An unmissable in Vienna, St. Stephen’s Cathedral. Stunning cathedral, and needless to say, you can get in. It’s also possible to get in the basement to see the ossuary of the cathedral, and go to the roof of both towers of the cathedral. Visiting the cathedral is free, but going to to the roof is just a few euros. Mozart got married there, his kids were christened in this cathedral, and his funeral took place there too.
The Schonbrunn Palace
Outside of the city center, you’ll find the famous Schonbrunn Palace, the most popular touristic place in Vienna. I took the subway to go there and in Vienna, you have magazines INSIDE the subway. I could see people taking them, flipping through them, and putting them back in their place before getting off! Anyway, Schonbrunn Palace is a must see in Vienna. This palace has 1441 rooms, and they propose two different tours (a short one and a longer one). During those tours, we discover the opulence of the royal family. However it’s not possible to take pictures inside the palace. It’s possible to do a guided tour. Click here for more info. It’s also possible to do a strudel tasting in the palace. Click here for more info. The palace is surrounded by a large garden (free), and there’s a zoo next to the palace (I didn’t go).

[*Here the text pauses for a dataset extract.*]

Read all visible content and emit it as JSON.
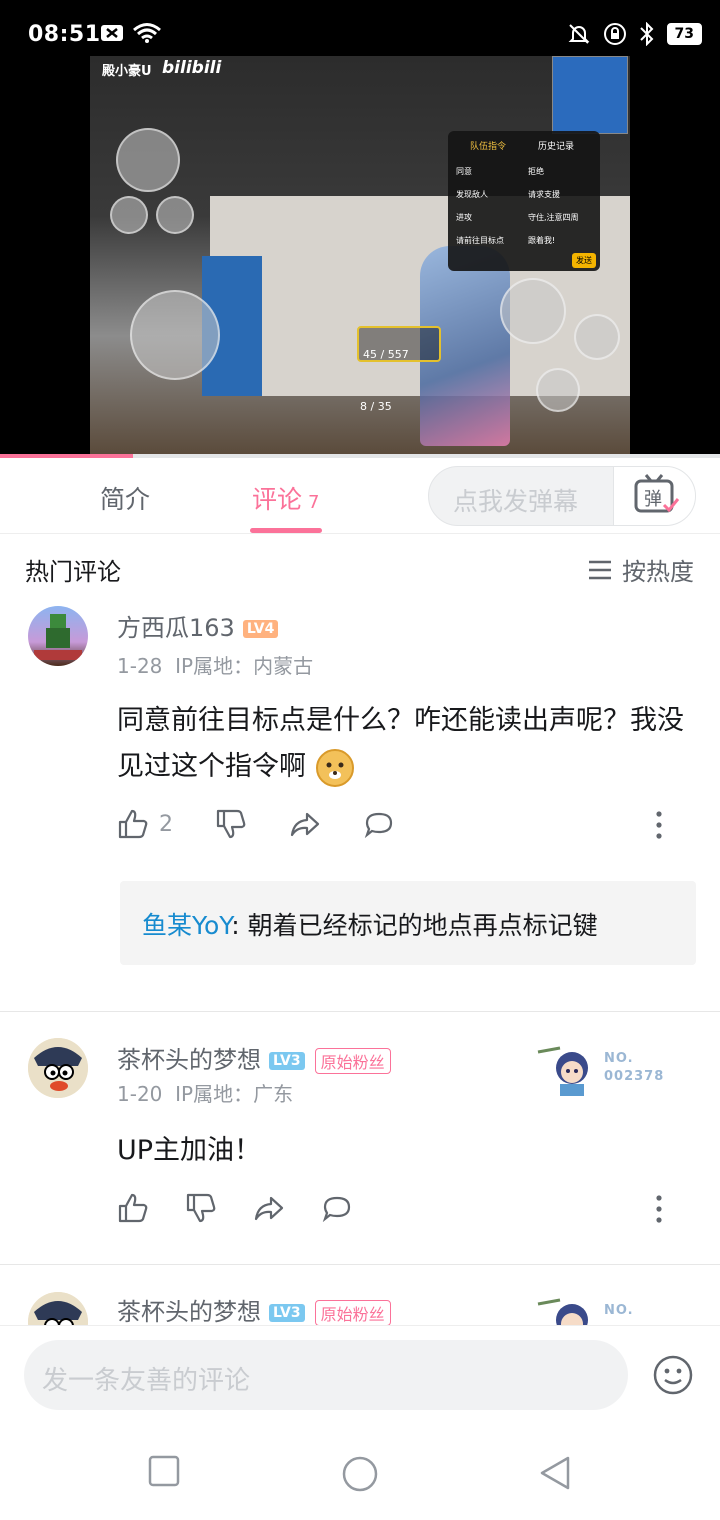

Completely opposite of the Schonbrunn Palace is the Prater (and its Wiener Riesenrad Ferris wheel!). The Prater is a public park. You get there for free, but you have to pay for the rides you want to go on. The most popular one is the Wiener Riesenrad Ferris wheel, erected in 1827 and still here today! Prater closes during the winter, so check if it’s open before going! Wanna try the Ferris wheel? Click here to buy a skip-the line ticket.
Vienna is a nice city, more like a city where you go with your special one, not really the kind of city for backpackers. But it’s still interesting to discover a city full of history.
How to get to Vienna
How to get around in Vienna
Vienna is not a small town. The easiest way to get around is by public transportation. I suggest you to get the Vienna Card. With this card, you get unlimited use of the city’s public transportation. Moreover, you have a lot of discounts (the Schonbrunn Palace, the Hofburg palace…). Click here to buy the Vienna Card.
Where to stay in Vienna
If you’re traveling on a budget, I suggest you to stay at the Boutique Hostel Zum Goldenen Kegel. Click here to book your stay. For a mid-range hotel, the Schreiners Essen und Wohnen is a good one. Click here to book your stay. For a luxury hotel, the Hotel Sans Souci Wien is ideal and well-located. Click here to book your stay. Otherwise click here to check the hotels available in Vienna.
Finally, if you prefer staying in an apartment, click here to check the apartments available on Airbnb.
Vienna travel tips
- Traveling soon? Check out my travel resources page! This list of travel accessories can also be useful!
- Do not leave home without a travel insurance! Here’s why you should buy travel insurance!
- Want a tailor-made trip to Austria? Get a free quote here!
- Always use a VPN when traveling. I use ExpressVPN and I love it! Here’s why use a VPN when traveling.